Tobacco use remains one of the greatest challenges to global health and is accepted as a major contributor to the rise in cancer incidence and mortality in the past century. Despite substantial knowledge about the harms conferred by tobacco in its various forms, recent changes in tobacco product development, marketing, and usage have changed the landscape in which tobacco research is operating.

This month Cancer Epidemiology, Biomarkers & Prevention (CEBP) is dedicating an entire issue to aid researchers and policy makers navigating the complex and changing world of tobacco research. The special issue marks a milestone for CEBP and the AACR, as it is the first time an entire issue has been dedicated to a single topic area.

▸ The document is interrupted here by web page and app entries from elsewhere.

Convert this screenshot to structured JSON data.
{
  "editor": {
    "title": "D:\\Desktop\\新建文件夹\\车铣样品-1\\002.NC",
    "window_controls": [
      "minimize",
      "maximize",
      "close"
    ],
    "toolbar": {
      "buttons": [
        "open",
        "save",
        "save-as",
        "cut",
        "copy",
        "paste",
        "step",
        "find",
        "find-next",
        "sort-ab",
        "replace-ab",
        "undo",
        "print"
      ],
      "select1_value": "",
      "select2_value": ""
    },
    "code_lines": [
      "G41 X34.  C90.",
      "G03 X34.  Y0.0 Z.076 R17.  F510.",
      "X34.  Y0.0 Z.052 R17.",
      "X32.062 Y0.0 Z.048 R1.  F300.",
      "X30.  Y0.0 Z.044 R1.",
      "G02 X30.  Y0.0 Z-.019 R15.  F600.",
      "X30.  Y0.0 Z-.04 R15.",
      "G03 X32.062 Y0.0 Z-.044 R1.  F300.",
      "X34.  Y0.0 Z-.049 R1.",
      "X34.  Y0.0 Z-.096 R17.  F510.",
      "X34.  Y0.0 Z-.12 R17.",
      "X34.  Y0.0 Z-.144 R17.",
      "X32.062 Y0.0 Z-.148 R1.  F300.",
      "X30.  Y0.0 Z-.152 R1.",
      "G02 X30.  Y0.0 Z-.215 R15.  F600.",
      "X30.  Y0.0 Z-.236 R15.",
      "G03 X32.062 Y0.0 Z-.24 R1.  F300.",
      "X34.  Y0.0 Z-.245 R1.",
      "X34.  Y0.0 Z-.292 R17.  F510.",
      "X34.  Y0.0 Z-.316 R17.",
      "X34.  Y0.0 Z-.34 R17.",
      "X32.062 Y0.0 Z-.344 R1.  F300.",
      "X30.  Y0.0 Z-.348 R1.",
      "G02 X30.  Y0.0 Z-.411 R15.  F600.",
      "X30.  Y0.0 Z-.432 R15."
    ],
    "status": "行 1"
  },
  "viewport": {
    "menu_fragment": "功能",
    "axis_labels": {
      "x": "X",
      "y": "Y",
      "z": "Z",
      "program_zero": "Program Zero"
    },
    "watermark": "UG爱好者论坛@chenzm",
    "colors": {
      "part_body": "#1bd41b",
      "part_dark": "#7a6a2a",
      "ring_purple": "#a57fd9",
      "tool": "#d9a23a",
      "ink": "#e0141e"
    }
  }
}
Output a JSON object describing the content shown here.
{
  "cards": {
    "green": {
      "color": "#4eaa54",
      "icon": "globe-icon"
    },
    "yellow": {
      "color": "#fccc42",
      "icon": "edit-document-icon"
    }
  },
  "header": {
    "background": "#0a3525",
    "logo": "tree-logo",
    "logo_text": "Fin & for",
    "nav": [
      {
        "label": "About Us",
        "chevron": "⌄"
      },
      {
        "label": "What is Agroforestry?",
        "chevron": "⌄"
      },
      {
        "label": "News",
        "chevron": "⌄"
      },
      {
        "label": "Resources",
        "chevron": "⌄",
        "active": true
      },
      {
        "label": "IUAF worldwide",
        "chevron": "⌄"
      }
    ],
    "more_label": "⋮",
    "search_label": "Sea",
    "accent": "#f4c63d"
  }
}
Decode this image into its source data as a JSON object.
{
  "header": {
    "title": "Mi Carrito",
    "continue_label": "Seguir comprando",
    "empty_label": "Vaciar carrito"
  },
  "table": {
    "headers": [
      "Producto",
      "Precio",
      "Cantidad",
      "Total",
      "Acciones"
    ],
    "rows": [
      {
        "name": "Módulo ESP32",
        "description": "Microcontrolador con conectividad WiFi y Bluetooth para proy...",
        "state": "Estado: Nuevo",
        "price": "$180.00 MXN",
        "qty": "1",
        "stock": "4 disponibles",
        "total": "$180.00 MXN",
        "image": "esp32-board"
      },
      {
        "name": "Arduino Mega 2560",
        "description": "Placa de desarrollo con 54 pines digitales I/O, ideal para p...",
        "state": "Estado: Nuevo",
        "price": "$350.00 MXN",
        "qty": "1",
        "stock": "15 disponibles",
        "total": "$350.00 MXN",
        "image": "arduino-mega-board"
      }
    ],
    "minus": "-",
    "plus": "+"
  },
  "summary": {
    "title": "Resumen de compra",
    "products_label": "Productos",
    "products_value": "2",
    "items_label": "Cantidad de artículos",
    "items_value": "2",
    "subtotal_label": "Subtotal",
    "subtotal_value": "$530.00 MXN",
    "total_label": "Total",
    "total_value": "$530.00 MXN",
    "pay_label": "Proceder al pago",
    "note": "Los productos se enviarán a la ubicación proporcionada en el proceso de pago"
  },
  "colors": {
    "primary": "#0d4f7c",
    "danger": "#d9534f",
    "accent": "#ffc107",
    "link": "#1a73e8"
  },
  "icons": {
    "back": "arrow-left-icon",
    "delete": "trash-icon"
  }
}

This emphasis reflects the continuing importance of tobacco-related research and the commitment of CEBP and the AACR to publish articles on tobacco-related cancer etiology, cancer prevention and control, and the eradication of tobacco use.

This special issue on tobacco is comprised of two parts. First, we present a Focus section of invited review articles that represent the state of the art in tobacco research. As summarized in the accompanying editorial by Dr. Kenneth E. Warner, we highlight methodological issues related to tobacco research, including assessment of tobacco products and exposures, as well as strategies to reduce or eliminate tobacco use. These articles also provide guidance for both researchers and policy makers related to issues facing regulatory agencies. Second, we feature original research articles submitted in response to a call for tobacco- and smoking-related papers from the scientific community. Topics include secondhand smoke, nicotine withdrawal, cotinine levels, tobacco cessation interventions, cognitive susceptibility to smoking, the promotion of smoking imagery in movies, and the carcinogenic and addictive effects of herbal cigarettes. Through the common theme of tobacco use, these articles span the spectrum of CEBP content areas, including epidemiology, behavioral science, biomarkers, and prevention.

The generation of this landmark issue has required a great deal of effort on the part of many individuals. The CEBP staff has provided outstanding support. A particular note of thanks must be given to one of our Senior Editors, Dr. Peter G. Shields, whose coordinating efforts were invaluable. Finally, the AACR Task Force on Tobacco and Cancer has provided guidance and leadership in the tobacco and smoking arena. Together with this Task Force, CEBP and the AACR will continue to lead initiatives to “foster scientific and policy initiatives to reduce the incidence of disease and mortality due to tobacco use.”

No potential conflicts of interest were disclosed.